Almost a month since my last post. Shameful. The good news is, this means I’ve been busy. The bad news is I got out of the habit. So I begin again.
“Good morning, young lady, how are you?”
This had been my greeting every morning for nearly a year now. It came from the cheerful and peppy voice of my bus driver. I was reflecting this morning about the people we see every day who become constants in the commuter routine. So constant they nearly go unnoticed–until they disappear. And the absence leaves a gaping hole.
There are two constants in my morning commute: the Mr. Miyagi-look-alike pigeon feeding homeless man who stands against the Borders between K and L and my bus driver. Route 61. I never learned his name; he never learned mine. But he created a consistency and dependability to my day that I never knew I really enjoyed.
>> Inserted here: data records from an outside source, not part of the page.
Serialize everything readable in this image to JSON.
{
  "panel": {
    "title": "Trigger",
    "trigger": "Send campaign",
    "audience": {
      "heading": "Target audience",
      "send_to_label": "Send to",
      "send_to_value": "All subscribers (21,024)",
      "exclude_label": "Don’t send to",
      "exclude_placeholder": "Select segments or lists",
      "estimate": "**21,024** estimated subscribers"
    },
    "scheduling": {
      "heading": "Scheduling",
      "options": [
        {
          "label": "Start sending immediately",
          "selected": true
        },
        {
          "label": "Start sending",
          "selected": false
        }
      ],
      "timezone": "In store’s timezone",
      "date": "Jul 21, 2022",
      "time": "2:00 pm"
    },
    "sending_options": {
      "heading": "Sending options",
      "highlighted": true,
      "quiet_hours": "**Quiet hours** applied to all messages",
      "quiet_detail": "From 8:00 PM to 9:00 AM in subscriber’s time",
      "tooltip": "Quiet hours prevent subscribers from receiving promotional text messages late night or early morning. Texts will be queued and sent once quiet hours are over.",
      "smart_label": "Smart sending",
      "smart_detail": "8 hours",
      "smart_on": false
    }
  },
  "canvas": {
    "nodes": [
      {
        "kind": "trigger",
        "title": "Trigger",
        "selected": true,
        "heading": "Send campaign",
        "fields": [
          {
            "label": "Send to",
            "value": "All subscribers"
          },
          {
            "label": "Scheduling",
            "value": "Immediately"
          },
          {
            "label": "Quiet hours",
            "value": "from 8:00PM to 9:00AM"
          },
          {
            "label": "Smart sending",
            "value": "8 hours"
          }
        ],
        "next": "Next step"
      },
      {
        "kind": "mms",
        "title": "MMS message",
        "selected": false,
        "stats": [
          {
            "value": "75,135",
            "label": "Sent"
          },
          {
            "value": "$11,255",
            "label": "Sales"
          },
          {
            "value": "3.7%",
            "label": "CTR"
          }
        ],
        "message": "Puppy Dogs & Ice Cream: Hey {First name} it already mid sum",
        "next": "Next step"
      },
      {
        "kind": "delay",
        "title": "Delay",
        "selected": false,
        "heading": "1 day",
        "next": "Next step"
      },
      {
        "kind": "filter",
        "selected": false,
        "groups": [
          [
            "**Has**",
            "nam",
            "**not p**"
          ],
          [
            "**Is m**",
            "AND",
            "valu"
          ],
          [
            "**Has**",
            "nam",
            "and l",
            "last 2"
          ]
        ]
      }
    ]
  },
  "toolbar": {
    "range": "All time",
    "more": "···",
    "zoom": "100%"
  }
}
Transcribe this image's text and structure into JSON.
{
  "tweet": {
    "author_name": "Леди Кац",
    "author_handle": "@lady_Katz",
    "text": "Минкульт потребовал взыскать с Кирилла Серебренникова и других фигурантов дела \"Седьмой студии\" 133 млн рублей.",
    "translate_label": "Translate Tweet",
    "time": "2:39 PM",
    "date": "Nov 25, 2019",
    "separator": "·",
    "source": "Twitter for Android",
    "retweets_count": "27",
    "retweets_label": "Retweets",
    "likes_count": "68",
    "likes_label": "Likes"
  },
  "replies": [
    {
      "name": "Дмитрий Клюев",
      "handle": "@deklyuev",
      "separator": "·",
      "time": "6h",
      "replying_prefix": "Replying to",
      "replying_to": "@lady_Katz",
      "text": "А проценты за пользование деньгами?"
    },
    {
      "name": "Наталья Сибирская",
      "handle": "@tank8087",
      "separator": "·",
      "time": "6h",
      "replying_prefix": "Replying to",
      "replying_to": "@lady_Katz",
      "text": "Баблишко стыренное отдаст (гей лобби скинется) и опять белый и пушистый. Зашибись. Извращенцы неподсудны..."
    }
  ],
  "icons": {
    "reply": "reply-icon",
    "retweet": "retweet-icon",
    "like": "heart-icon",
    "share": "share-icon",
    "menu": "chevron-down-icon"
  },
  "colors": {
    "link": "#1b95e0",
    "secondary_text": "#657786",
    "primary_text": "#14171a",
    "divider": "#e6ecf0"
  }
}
I knew the day was coming; he gave weeks of warning. Something about a new route, split shifts, shortened schedules, and reduced pay. I wasn’t ready, though. Not ready at all. Mr. Bus Driver had to be the friendliest, most upbeat driver in all of Virginia, if not the United States. Generally, I am skeptical of the uber-happy. Too saccharine. Too sweet. Makes me twitch. And, admittedly, the first few weeks on the route he kind of drove me crazy. But somewhere along the way I was lulled into his kind words and reliable one-liners. Quite simply, he won me over.
Perhaps it was his consistency. He was a man to be counted on. He always arrived on time, creeping away slowly if a regular had not yet boarded, fearful of leaving anyone behind. The one day he arrived too early–leaving many of us to walk–he apologized personally to each of us as we boarded the bus the next day. He broke the rules by stopping wherever you were to let you on if you flagged him down. The value of this kind of consistency in the morning cannot be overstated.
His one-liners while easing the bus into the metro stop became my favorite part of the commute–which would he go with today?! Would it be “The weather is great out there. Let’s be great with it,” or “Have a great day! Say hi to President Obama for me,” or his old standby, “Go out there and make the world a better place.”
New Mr. Bus Driver started today. The sadness among the 7:49am commuters was palpable. It went unspoken but understood that a key part of our commute was missing and would never be replaced. The new driver seems nice enough, but a bit quiet for my taste. I think he muffled a “have a nice day” following my “thank you” upon exit. In fairness, he doesn’t realize the legend he succeeded. He has no way of knowing the proper response to my morning thank you is: “stay beautiful, young lady.”
I said it silently to myself, but it wasn’t the same.